Every record must appear in your copy exactly as written, with no pictures.

> Exercise inputs:
---
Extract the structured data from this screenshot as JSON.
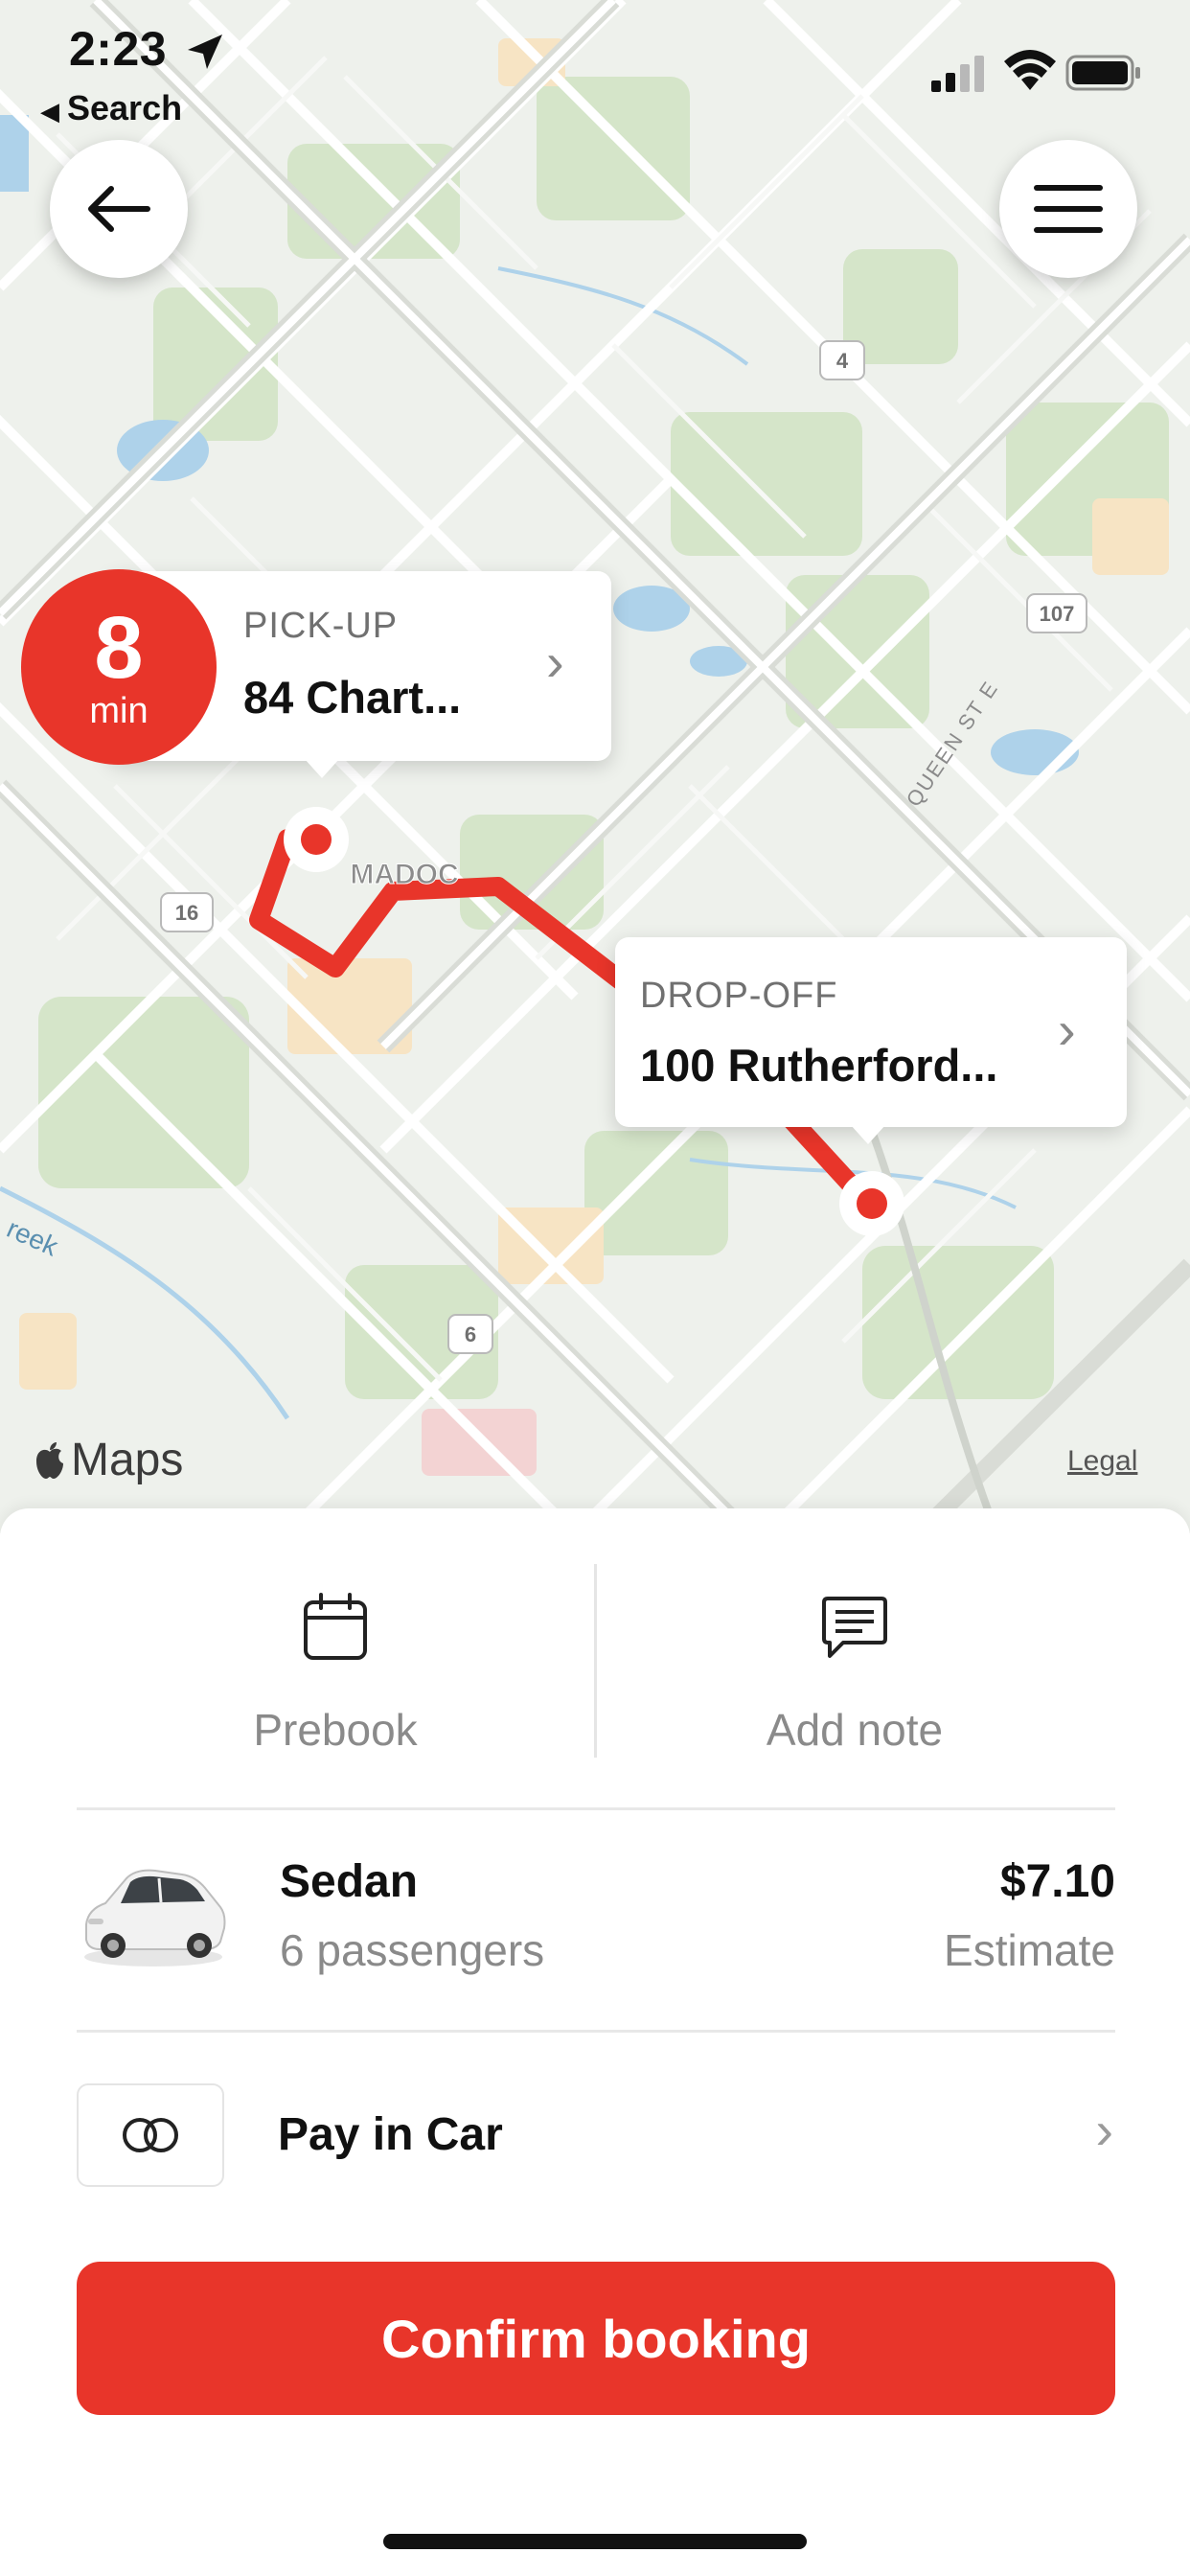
{
  "status_bar": {
    "time": "2:23",
    "back_app_label": "Search"
  },
  "map": {
    "route_color": "#e8352a",
    "labels": {
      "road_4": "4",
      "road_107": "107",
      "road_16": "16",
      "road_6": "6",
      "street_queen": "QUEEN ST E",
      "area_madoc": "MADOC",
      "creek": "reek"
    },
    "maps_logo_text": "Maps",
    "legal_link": "Legal"
  },
  "top_buttons": {
    "back_icon": "arrow-left-icon",
    "menu_icon": "hamburger-menu-icon"
  },
  "eta": {
    "value": "8",
    "unit": "min"
  },
  "pickup": {
    "label": "PICK-UP",
    "address": "84 Chart..."
  },
  "dropoff": {
    "label": "DROP-OFF",
    "address": "100 Rutherford..."
  },
  "actions": {
    "prebook": {
      "label": "Prebook",
      "icon": "calendar-icon"
    },
    "note": {
      "label": "Add note",
      "icon": "message-icon"
    }
  },
  "vehicle": {
    "name": "Sedan",
    "capacity": "6 passengers",
    "price": "$7.10",
    "price_note": "Estimate"
  },
  "payment": {
    "label": "Pay in Car",
    "icon": "cash-card-icon"
  },
  "confirm_button": {
    "label": "Confirm booking"
  },
  "colors": {
    "accent": "#e8352a",
    "map_background": "#eef1ec",
    "park_green": "#d5e5c9",
    "water": "#aed2ea"
  }
}
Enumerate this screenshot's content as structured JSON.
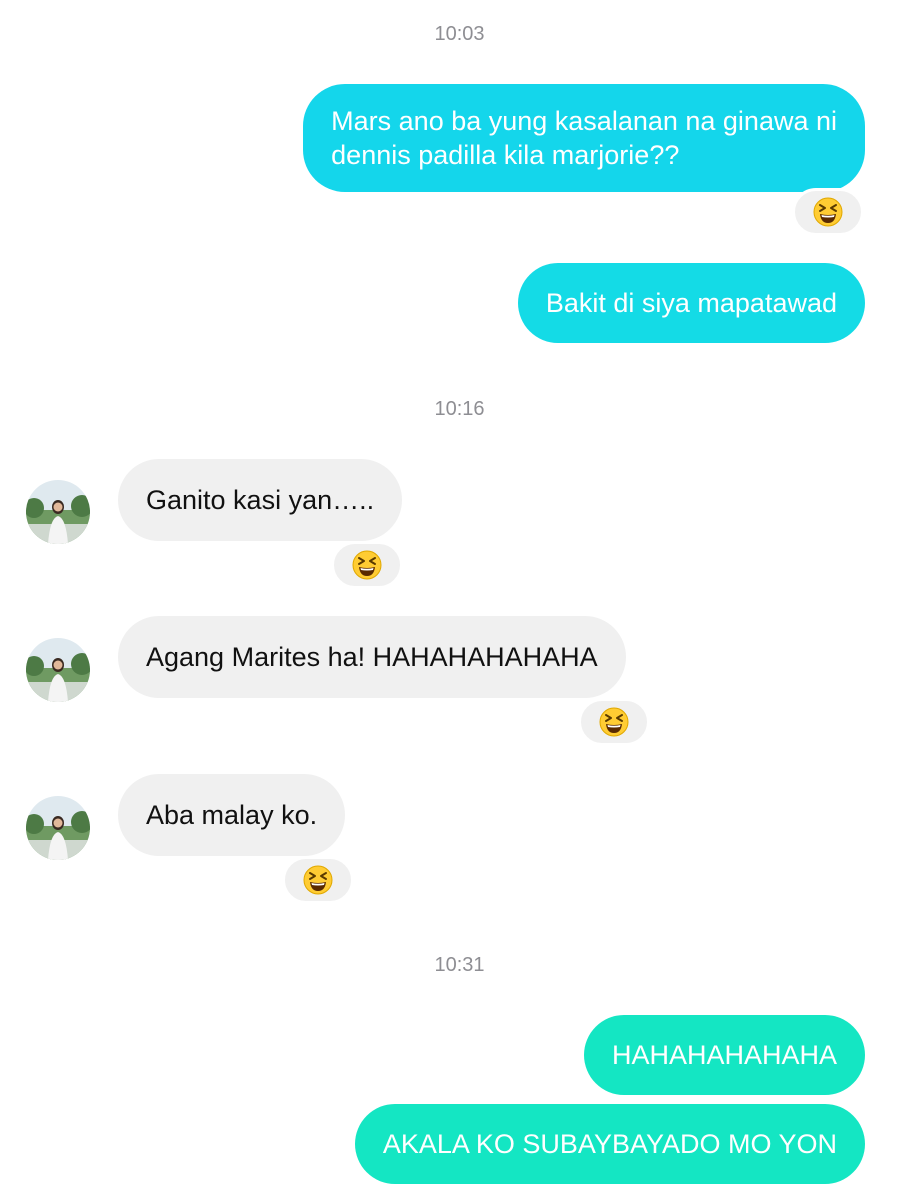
{
  "colors": {
    "sent_cyan": "#14d6eb",
    "sent_cyan_alt": "#14dbe6",
    "sent_mint": "#14e6c3",
    "received_bg": "#f0f0f0",
    "timestamp": "#8e8e93"
  },
  "conversation": {
    "timestamps": [
      "10:03",
      "10:16",
      "10:31"
    ],
    "messages": [
      {
        "direction": "outgoing",
        "lines": [
          "Mars ano ba yung kasalanan na ginawa ni",
          "dennis padilla kila marjorie??"
        ],
        "reaction": "laughing-squint-emoji"
      },
      {
        "direction": "outgoing",
        "text": "Bakit di siya mapatawad"
      },
      {
        "direction": "incoming",
        "text": "Ganito kasi yan…..",
        "reaction": "laughing-squint-emoji"
      },
      {
        "direction": "incoming",
        "text": "Agang Marites ha! HAHAHAHAHAHA",
        "reaction": "laughing-squint-emoji"
      },
      {
        "direction": "incoming",
        "text": "Aba malay ko.",
        "reaction": "laughing-squint-emoji"
      },
      {
        "direction": "outgoing",
        "text": "HAHAHAHAHAHA"
      },
      {
        "direction": "outgoing",
        "text": "AKALA KO SUBAYBAYADO MO YON"
      }
    ]
  }
}
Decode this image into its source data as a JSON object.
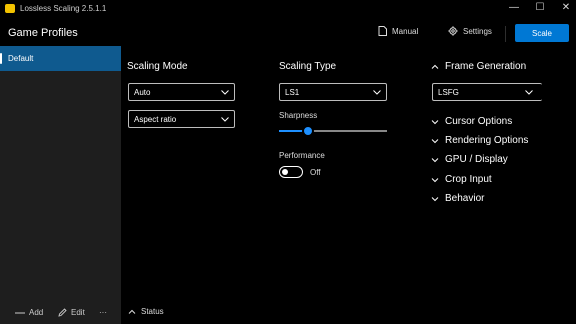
{
  "titlebar": {
    "app_title": "Lossless Scaling 2.5.1.1",
    "minimize": "—",
    "maximize": "☐",
    "close": "✕"
  },
  "header": {
    "page_title": "Game Profiles",
    "manual_label": "Manual",
    "settings_label": "Settings",
    "scale_label": "Scale"
  },
  "sidebar": {
    "profiles": [
      {
        "label": "Default",
        "selected": true
      }
    ],
    "add_label": "Add",
    "edit_label": "Edit",
    "more_label": "···"
  },
  "scaling_mode": {
    "title": "Scaling Mode",
    "mode_value": "Auto",
    "aspect_value": "Aspect ratio"
  },
  "scaling_type": {
    "title": "Scaling Type",
    "type_value": "LS1",
    "sharpness_label": "Sharpness",
    "sharpness_level": 0.27,
    "performance_label": "Performance",
    "performance_state": "Off"
  },
  "frame_generation": {
    "title": "Frame Generation",
    "value": "LSFG"
  },
  "expanders": [
    {
      "label": "Cursor Options"
    },
    {
      "label": "Rendering Options"
    },
    {
      "label": "GPU / Display"
    },
    {
      "label": "Crop Input"
    },
    {
      "label": "Behavior"
    }
  ],
  "status": {
    "label": "Status"
  },
  "colors": {
    "accent": "#0078d4",
    "selected": "#0f5a8f",
    "sidebar": "#1e1e1e",
    "background": "#000000"
  }
}
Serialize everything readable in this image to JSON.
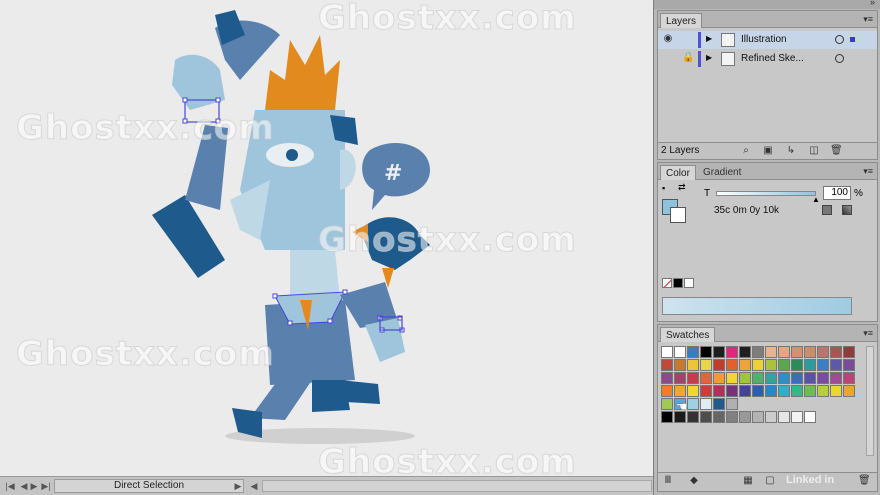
{
  "watermark": "Ghostxx.com",
  "colors": {
    "bg": "#ebebeb",
    "char_dark": "#1e5b8c",
    "char_mid": "#5a80ad",
    "char_light": "#9fc5dc",
    "char_pale": "#bfd8e6",
    "flame": "#e38a1f",
    "selection": "#4a46d6",
    "shadow": "#d0d0d0"
  },
  "layers_panel": {
    "tab": "Layers",
    "layers": [
      {
        "name": "Illustration",
        "selected": true,
        "color": "#4f4fe0"
      },
      {
        "name": "Refined Ske...",
        "selected": false,
        "color": "#4f4fe0"
      }
    ],
    "count": "2 Layers",
    "footer_icons": [
      "search-icon",
      "make-clipping-mask-icon",
      "new-sublayer-icon",
      "new-layer-icon",
      "trash-icon"
    ]
  },
  "color_panel": {
    "tabs": [
      "Color",
      "Gradient"
    ],
    "slider_label": "T",
    "tint_value": "100",
    "tint_unit": "%",
    "readout": "35c 0m 0y 10k",
    "fill_color": "#8fc3dd",
    "spectrum_start": "#cfe3ee",
    "spectrum_end": "#9fcbe2"
  },
  "swatches_panel": {
    "tab": "Swatches",
    "rows": [
      [
        "#ffffff",
        "#ffffff",
        "#3c7bbd",
        "#000000",
        "#1f1f1f",
        "#e3267d",
        "#202020",
        "#7d7d7d",
        "#e7b490",
        "#e7a583",
        "#d59072",
        "#c98e6e",
        "#b8776b",
        "#a45753",
        "#8e3c3c"
      ],
      [
        "#c04a3a",
        "#c77a2f",
        "#efc33a",
        "#e8d64a",
        "#c03d2e",
        "#e45f2a",
        "#f0a33a",
        "#ead13c",
        "#a8c43b",
        "#59a94b",
        "#2b8c5a",
        "#2b9c9e",
        "#3a7fc2",
        "#5c5aa8",
        "#7c4b9b"
      ],
      [
        "#8a4a8c",
        "#a5416c",
        "#c73c4d",
        "#e2643f",
        "#f09a3a",
        "#f1d33a",
        "#9ec63b",
        "#52b06b",
        "#2fa59c",
        "#2d8fc7",
        "#3b6db8",
        "#5a52a6",
        "#7e4aa1",
        "#a14a94",
        "#b84575"
      ],
      [
        "#f07d2a",
        "#f3a52c",
        "#f8d23a",
        "#d13b3b",
        "#b52f5b",
        "#7d2e7a",
        "#463ea0",
        "#2d5fb0",
        "#2b86c5",
        "#30b0c6",
        "#3bb38b",
        "#6dbf4a",
        "#b5cf3d",
        "#e9d63a",
        "#eea23a"
      ],
      [
        "#a3c85a",
        "#5fa6d8",
        "#9ecfe2",
        "#e0ecf2",
        "#1f5b8c",
        "#b0b0b0"
      ],
      [
        "#000000",
        "#1a1a1a",
        "#333333",
        "#4d4d4d",
        "#666666",
        "#808080",
        "#999999",
        "#b3b3b3",
        "#cccccc",
        "#e6e6e6",
        "#f2f2f2",
        "#ffffff"
      ]
    ]
  },
  "status_bar": {
    "tool": "Direct Selection"
  },
  "brand_mark": "Linked in"
}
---
> Solution to this problem:
Extract the structured data from this screenshot as JSON.
{
  "status_bar": {
    "time": "2:23",
    "back_app_label": "Search"
  },
  "map": {
    "route_color": "#e8352a",
    "labels": {
      "road_4": "4",
      "road_107": "107",
      "road_16": "16",
      "road_6": "6",
      "street_queen": "QUEEN ST E",
      "area_madoc": "MADOC",
      "creek": "reek"
    },
    "maps_logo_text": "Maps",
    "legal_link": "Legal"
  },
  "top_buttons": {
    "back_icon": "arrow-left-icon",
    "menu_icon": "hamburger-menu-icon"
  },
  "eta": {
    "value": "8",
    "unit": "min"
  },
  "pickup": {
    "label": "PICK-UP",
    "address": "84 Chart..."
  },
  "dropoff": {
    "label": "DROP-OFF",
    "address": "100 Rutherford..."
  },
  "actions": {
    "prebook": {
      "label": "Prebook",
      "icon": "calendar-icon"
    },
    "note": {
      "label": "Add note",
      "icon": "message-icon"
    }
  },
  "vehicle": {
    "name": "Sedan",
    "capacity": "6 passengers",
    "price": "$7.10",
    "price_note": "Estimate"
  },
  "payment": {
    "label": "Pay in Car",
    "icon": "cash-card-icon"
  },
  "confirm_button": {
    "label": "Confirm booking"
  },
  "colors": {
    "accent": "#e8352a",
    "map_background": "#eef1ec",
    "park_green": "#d5e5c9",
    "water": "#aed2ea"
  }
}
Enumerate this screenshot's content as structured JSON.
{
  "colors": {
    "sent_cyan": "#14d6eb",
    "sent_cyan_alt": "#14dbe6",
    "sent_mint": "#14e6c3",
    "received_bg": "#f0f0f0",
    "timestamp": "#8e8e93"
  },
  "conversation": {
    "timestamps": [
      "10:03",
      "10:16",
      "10:31"
    ],
    "messages": [
      {
        "direction": "outgoing",
        "lines": [
          "Mars ano ba yung kasalanan na ginawa ni",
          "dennis padilla kila marjorie??"
        ],
        "reaction": "laughing-squint-emoji"
      },
      {
        "direction": "outgoing",
        "text": "Bakit di siya mapatawad"
      },
      {
        "direction": "incoming",
        "text": "Ganito kasi yan…..",
        "reaction": "laughing-squint-emoji"
      },
      {
        "direction": "incoming",
        "text": "Agang Marites ha! HAHAHAHAHAHA",
        "reaction": "laughing-squint-emoji"
      },
      {
        "direction": "incoming",
        "text": "Aba malay ko.",
        "reaction": "laughing-squint-emoji"
      },
      {
        "direction": "outgoing",
        "text": "HAHAHAHAHAHA"
      },
      {
        "direction": "outgoing",
        "text": "AKALA KO SUBAYBAYADO MO YON"
      }
    ]
  }
}
Decode this image into its source data as a JSON object.
{
  "titlebar": {
    "app_title": "Lossless Scaling 2.5.1.1",
    "minimize": "—",
    "maximize": "☐",
    "close": "✕"
  },
  "header": {
    "page_title": "Game Profiles",
    "manual_label": "Manual",
    "settings_label": "Settings",
    "scale_label": "Scale"
  },
  "sidebar": {
    "profiles": [
      {
        "label": "Default",
        "selected": true
      }
    ],
    "add_label": "Add",
    "edit_label": "Edit",
    "more_label": "···"
  },
  "scaling_mode": {
    "title": "Scaling Mode",
    "mode_value": "Auto",
    "aspect_value": "Aspect ratio"
  },
  "scaling_type": {
    "title": "Scaling Type",
    "type_value": "LS1",
    "sharpness_label": "Sharpness",
    "sharpness_level": 0.27,
    "performance_label": "Performance",
    "performance_state": "Off"
  },
  "frame_generation": {
    "title": "Frame Generation",
    "value": "LSFG"
  },
  "expanders": [
    {
      "label": "Cursor Options"
    },
    {
      "label": "Rendering Options"
    },
    {
      "label": "GPU / Display"
    },
    {
      "label": "Crop Input"
    },
    {
      "label": "Behavior"
    }
  ],
  "status": {
    "label": "Status"
  },
  "colors": {
    "accent": "#0078d4",
    "selected": "#0f5a8f",
    "sidebar": "#1e1e1e",
    "background": "#000000"
  }
}
Serialize everything readable in this image to JSON.
{
  "watermark": "Ghostxx.com",
  "colors": {
    "bg": "#ebebeb",
    "char_dark": "#1e5b8c",
    "char_mid": "#5a80ad",
    "char_light": "#9fc5dc",
    "char_pale": "#bfd8e6",
    "flame": "#e38a1f",
    "selection": "#4a46d6",
    "shadow": "#d0d0d0"
  },
  "layers_panel": {
    "tab": "Layers",
    "layers": [
      {
        "name": "Illustration",
        "selected": true,
        "color": "#4f4fe0"
      },
      {
        "name": "Refined Ske...",
        "selected": false,
        "color": "#4f4fe0"
      }
    ],
    "count": "2 Layers",
    "footer_icons": [
      "search-icon",
      "make-clipping-mask-icon",
      "new-sublayer-icon",
      "new-layer-icon",
      "trash-icon"
    ]
  },
  "color_panel": {
    "tabs": [
      "Color",
      "Gradient"
    ],
    "slider_label": "T",
    "tint_value": "100",
    "tint_unit": "%",
    "readout": "35c 0m 0y 10k",
    "fill_color": "#8fc3dd",
    "spectrum_start": "#cfe3ee",
    "spectrum_end": "#9fcbe2"
  },
  "swatches_panel": {
    "tab": "Swatches",
    "rows": [
      [
        "#ffffff",
        "#ffffff",
        "#3c7bbd",
        "#000000",
        "#1f1f1f",
        "#e3267d",
        "#202020",
        "#7d7d7d",
        "#e7b490",
        "#e7a583",
        "#d59072",
        "#c98e6e",
        "#b8776b",
        "#a45753",
        "#8e3c3c"
      ],
      [
        "#c04a3a",
        "#c77a2f",
        "#efc33a",
        "#e8d64a",
        "#c03d2e",
        "#e45f2a",
        "#f0a33a",
        "#ead13c",
        "#a8c43b",
        "#59a94b",
        "#2b8c5a",
        "#2b9c9e",
        "#3a7fc2",
        "#5c5aa8",
        "#7c4b9b"
      ],
      [
        "#8a4a8c",
        "#a5416c",
        "#c73c4d",
        "#e2643f",
        "#f09a3a",
        "#f1d33a",
        "#9ec63b",
        "#52b06b",
        "#2fa59c",
        "#2d8fc7",
        "#3b6db8",
        "#5a52a6",
        "#7e4aa1",
        "#a14a94",
        "#b84575"
      ],
      [
        "#f07d2a",
        "#f3a52c",
        "#f8d23a",
        "#d13b3b",
        "#b52f5b",
        "#7d2e7a",
        "#463ea0",
        "#2d5fb0",
        "#2b86c5",
        "#30b0c6",
        "#3bb38b",
        "#6dbf4a",
        "#b5cf3d",
        "#e9d63a",
        "#eea23a"
      ],
      [
        "#a3c85a",
        "#5fa6d8",
        "#9ecfe2",
        "#e0ecf2",
        "#1f5b8c",
        "#b0b0b0"
      ],
      [
        "#000000",
        "#1a1a1a",
        "#333333",
        "#4d4d4d",
        "#666666",
        "#808080",
        "#999999",
        "#b3b3b3",
        "#cccccc",
        "#e6e6e6",
        "#f2f2f2",
        "#ffffff"
      ]
    ]
  },
  "status_bar": {
    "tool": "Direct Selection"
  },
  "brand_mark": "Linked in"
}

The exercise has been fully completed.